Here’s Why Smart Marketers Use A/B Testing
How often are websites designed using “best practices” or by trusting the experience of a seasoned expert? The answer is, “all too frequently.”
In every speech I give, I offer practical advice on how to get better marketing results by using brain and behavior science. But, I also remind audiences of the importance of testing rather than blindly trusting my advice, not to mention the advice they get from books, articles, experts, and other sources. A/B testing is simple and much cheaper than missed conversions.
WhichTestWon (a site you should subscribe to!) just described the results of an experiment which shows why A/B testing is so important.
Their post describes an email-collection popup test for an airline site which ran in two markets, Italy and the UK.
The variation was simple – one version, “A,” asked for just the email, and the other, version “B,” had a drop-down selector for the visitor’s preferred airport of origin.
Conventional wisdom says that every form field you add reduces the conversion rate. So, unless you are using additional form fields to filter out unmotivated visitors, one field is usually better than two.
Here’s what the tests revealed, according to WhichTestWon:
In Italy, version B won by a landslide, increasing conversions by 80.9%. These results are based on over 650,000 unique visitors, with a confidence rate of 99.9%.
In the UK, however, version B was the clear loser. It created only a 0.63% lift, 81% less than Version A, the non-personalized email-only version.

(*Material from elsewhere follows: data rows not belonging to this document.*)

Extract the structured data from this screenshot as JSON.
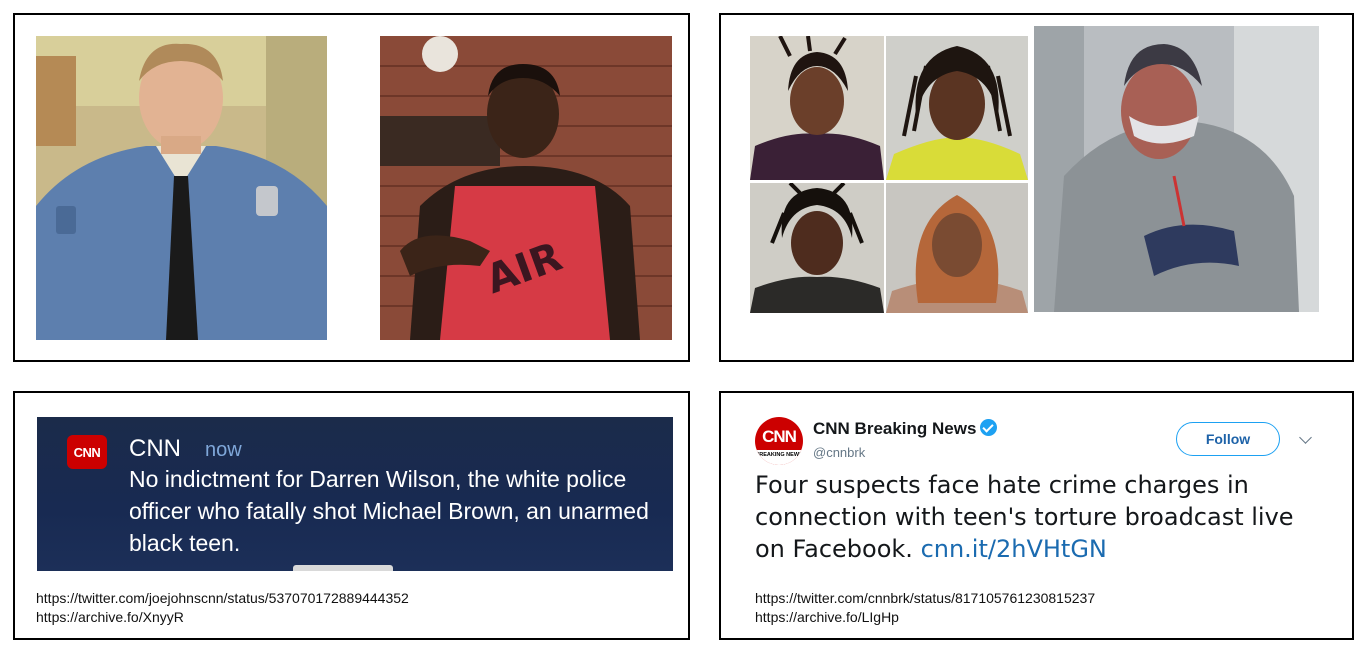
{
  "colors": {
    "cnn_red": "#cc0000",
    "twitter_blue": "#1da1f2",
    "link_blue": "#1b6bb0",
    "alert_bg": "#1b2b4a"
  },
  "panel_top_left": {
    "photos": [
      {
        "icon": "officer-portrait-photo"
      },
      {
        "icon": "teen-portrait-photo"
      }
    ]
  },
  "panel_top_right": {
    "photos": [
      {
        "icon": "mugshot-1-photo"
      },
      {
        "icon": "mugshot-2-photo"
      },
      {
        "icon": "mugshot-3-photo"
      },
      {
        "icon": "mugshot-4-photo"
      },
      {
        "icon": "video-still-photo"
      }
    ]
  },
  "cnn_alert": {
    "logo_text": "CNN",
    "app_name": "CNN",
    "time": "now",
    "message": "No indictment for Darren Wilson, the white police officer who fatally shot Michael Brown, an unarmed black teen.",
    "source_url": "https://twitter.com/joejohnscnn/status/537070172889444352",
    "archive_url": "https://archive.fo/XnyyR"
  },
  "tweet": {
    "avatar_logo": "CNN",
    "avatar_caption": "BREAKING NEWS",
    "account_name": "CNN Breaking News",
    "handle": "@cnnbrk",
    "follow_label": "Follow",
    "text": "Four suspects face hate crime charges in connection with teen's torture broadcast live on Facebook.",
    "link": "cnn.it/2hVHtGN",
    "source_url": "https://twitter.com/cnnbrk/status/817105761230815237",
    "archive_url": "https://archive.fo/LIgHp"
  }
}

The first surprise is that in Italy, the additional form field improved conversion in a dramatic fashion. So much for minimizing fields as a universal best practice.

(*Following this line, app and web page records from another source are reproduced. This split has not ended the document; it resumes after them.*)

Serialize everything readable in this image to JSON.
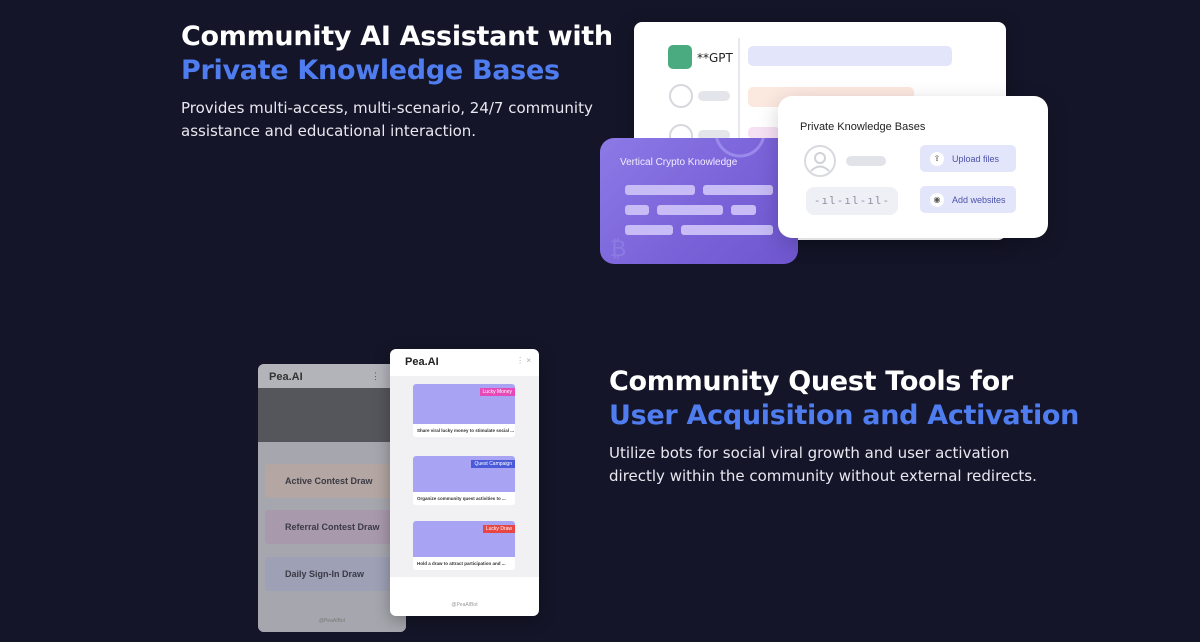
{
  "section1": {
    "title_line1": "Community AI Assistant with",
    "title_accent": "Private Knowledge Bases",
    "description_line1": "Provides multi-access, multi-scenario, 24/7 community",
    "description_line2": "assistance and educational interaction.",
    "illustration": {
      "gpt_label": "**GPT",
      "crypto_card_title": "Vertical Crypto Knowledge",
      "kb_card_title": "Private Knowledge Bases",
      "upload_button": "Upload files",
      "add_websites_button": "Add websites",
      "voice_wave": "-ıl-ıl-ıl-",
      "upload_icon": "upload-icon",
      "globe_icon": "globe-icon"
    }
  },
  "section2": {
    "title_line1": "Community Quest Tools for",
    "title_accent": "User Acquisition and Activation",
    "description_line1": "Utilize bots for social viral growth and user activation",
    "description_line2": "directly within the community without external redirects.",
    "back_phone": {
      "title": "Pea.AI",
      "menu_glyph": "⋮",
      "items": [
        "Active Contest Draw",
        "Referral Contest Draw",
        "Daily Sign-In Draw"
      ],
      "footer": "@PeaAIBot"
    },
    "front_phone": {
      "title": "Pea.AI",
      "icons": "⋮  ×",
      "cards": [
        {
          "badge": "Lucky Money",
          "text": "Share viral lucky money to stimulate social ..."
        },
        {
          "badge": "Quest Campaign",
          "text": "Organize community quest activities to ..."
        },
        {
          "badge": "Lucky Draw",
          "text": "Hold a draw to attract participation and ..."
        }
      ],
      "footer": "@PeaAIBot"
    }
  },
  "colors": {
    "background": "#141528",
    "accent": "#4f7df0",
    "crypto_card": "#7a63d9",
    "gpt_logo": "#4aab80",
    "badge_lucky_money": "#e64ab8",
    "badge_quest_campaign": "#4a5ad8",
    "badge_lucky_draw": "#e84545"
  }
}
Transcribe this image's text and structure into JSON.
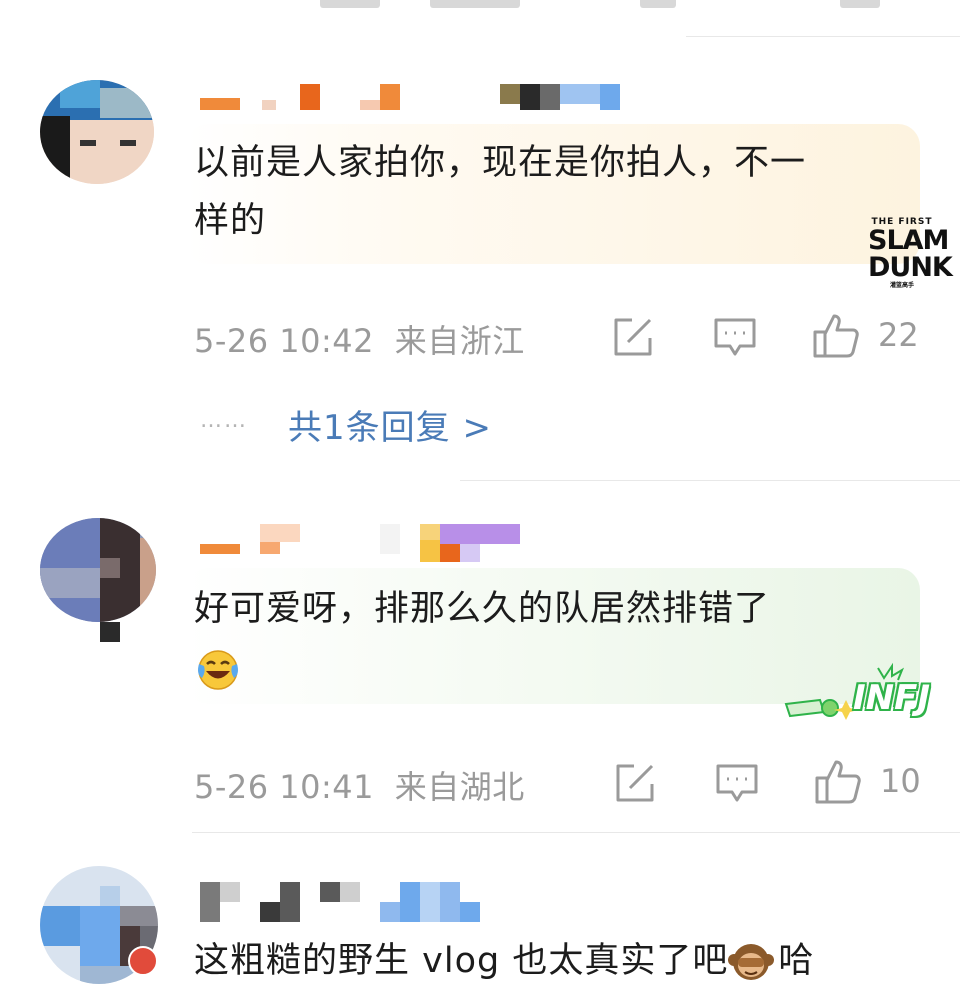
{
  "comments": [
    {
      "text_line1": "以前是人家拍你，现在是你拍人，不一",
      "text_line2": "样的",
      "time": "5-26 10:42",
      "location": "来自浙江",
      "likes": "22",
      "reply_link": "共1条回复 >",
      "reply_dots": "……",
      "badge_line1": "THE FIRST",
      "badge_line2": "SLAM",
      "badge_line3": "DUNK",
      "badge_line4": "灌篮高手"
    },
    {
      "text_line1": "好可爱呀，排那么久的队居然排错了",
      "time": "5-26 10:41",
      "location": "来自湖北",
      "likes": "10",
      "emoji_icon": "laughing-crying-icon",
      "badge_text": "INFJ"
    },
    {
      "text_line1": "这粗糙的野生 vlog 也太真实了吧",
      "text_suffix": "哈",
      "emoji_icon": "see-no-evil-monkey-icon"
    }
  ],
  "colors": {
    "reply_link": "#4a7bb7",
    "meta_gray": "#9a9a9a",
    "bubble_warm": "#fdf6e8",
    "bubble_green": "#eef7ec"
  }
}
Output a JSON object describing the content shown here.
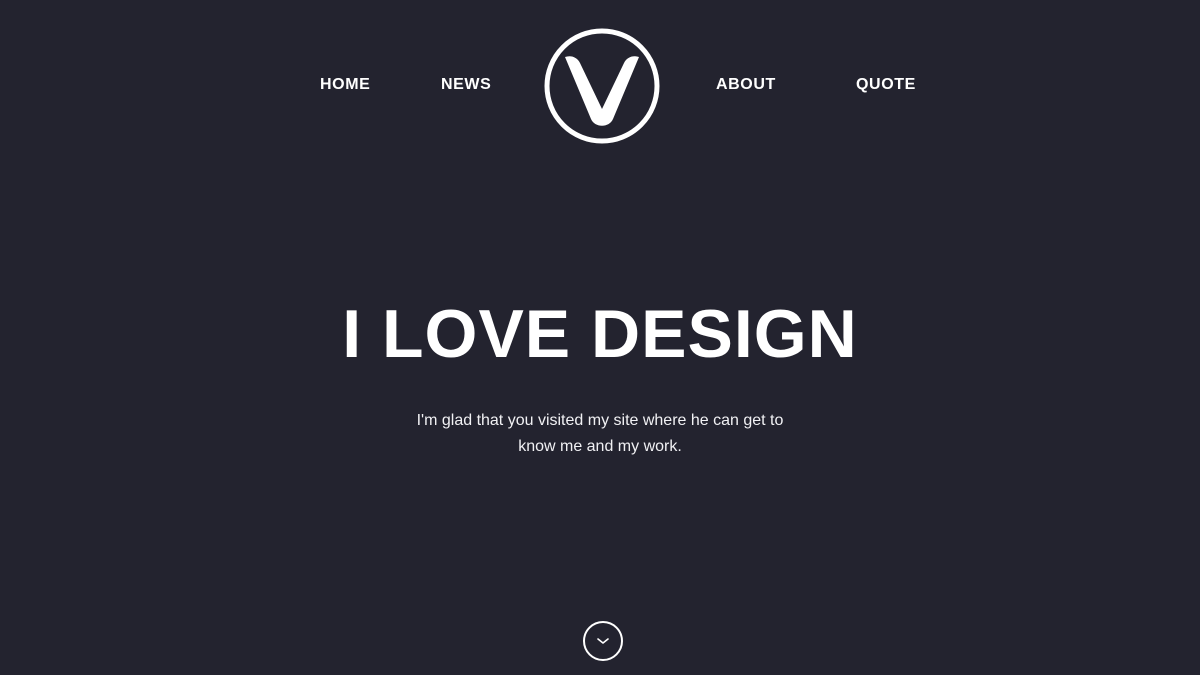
{
  "nav": {
    "items": [
      {
        "label": "HOME"
      },
      {
        "label": "NEWS"
      },
      {
        "label": "ABOUT"
      },
      {
        "label": "QUOTE"
      }
    ],
    "logo": {
      "letter": "V",
      "icon": "v-logo-icon"
    }
  },
  "hero": {
    "title": "I LOVE DESIGN",
    "subtitle": "I'm glad that you visited my site where he can get to know me and my work."
  },
  "scroll_button": {
    "icon": "chevron-down-icon"
  },
  "colors": {
    "background": "#23232f",
    "text": "#ffffff"
  }
}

The second surprise is that the UK market behaved nothing like the Italian market. If you saw results from just one set of A/B tests, you probably wouldn’t guess the results wouldn’t extend to other markets.
The WhichTestWon folks took a stab at explaining the results:
It’s likely that cultural differences between audiences affected behavior.
The team from Webtrends hypothesized that customer care is more highly valued in Italy. Italian users may have, therefore, viewed the additional form field as a positive attempt to create a more personalized web experience.
In contrast, UK visitors may have seen filling in the extra field as double the amount of work.
I am always very leery of after-the-fact explanations of human behavior, but that reasoning is as plausible as any other conclusion.
To me, the big takeaways from these tests have nothing to do with form fields. Here’s what I’d emphasize:
- Never rely on best practices as a substitute for testing.
- Never assume that even very strong test results will translate directly to similar, but not identical, situations.
Personally, I believe human behavior should ideally be interpreted both after-the-fact (or rather: fact-based) and upfront. Combining digital analysis in marketing & sales with the merits of neuromarketing (EEG / fMRI) presents the strongest blend to date to come to better customer (& prospect for that matter) insight. In your final comments there’s a double negative. Am I right in assuming you meant “never assume that even very strong test results will translate directly to similar AND identical, situations.”?
Hi Roger, great post as usual, and I agree with your argument. On the specific example though, I wonder if the explanation is more obvious. Alitalia is the flag-carrier airline for Italy. Presumably, users in Italy see greater value in providing additional, local information to receive more targeted results. I guess a user in the UK or US would have a very limited choice of local airports from which Alitalia flies? Just a thought.
Good point, Andrew. That’s a logical explanation, too. If you have a preferred airport for Alitalia, as Italian customers might, you might find it desirable to specify it.
As Andrew mentioned, the fact that Alitalia is the national carrier can be a possible logical reason, but it could go beyond just that. As a carrier, Alitalia doesn’t have a great reputation outside of Italy, so I wonder if one is more ready to give information if the brand perception is better. So for example, if you did A/B testing with Lufhansa, a carrier with a strong reputation as a reliable brand, are people more likely to provide more information willingly?
Yet another possibility, Kenan. I think this discussion shows why testing is so important. With no testing, one opinion wins based on what seems logical (or on who has the most power). In an organization that tests, that opinion simply becomes a hypothesis to test. And, it’s entirely possible that an alternative approach might increase or decrease the conversion rate even if the reasoning behind the hypothesis isn’t correct.
A/B testing is so much important these days and I completely agree that designs and strategies should be fact-based. We are a small startup company and we do A/B testing on the design of our landing pages, our adwords campaigns and on our email campaigns. This not only helped us to point out which is working and which are not but it also helped us to find out how things and marketing perceptions change from niche to niche and market to market. As a startup we always have tight budget in every aspects and monitoring and testing can ensure highest ROI over time.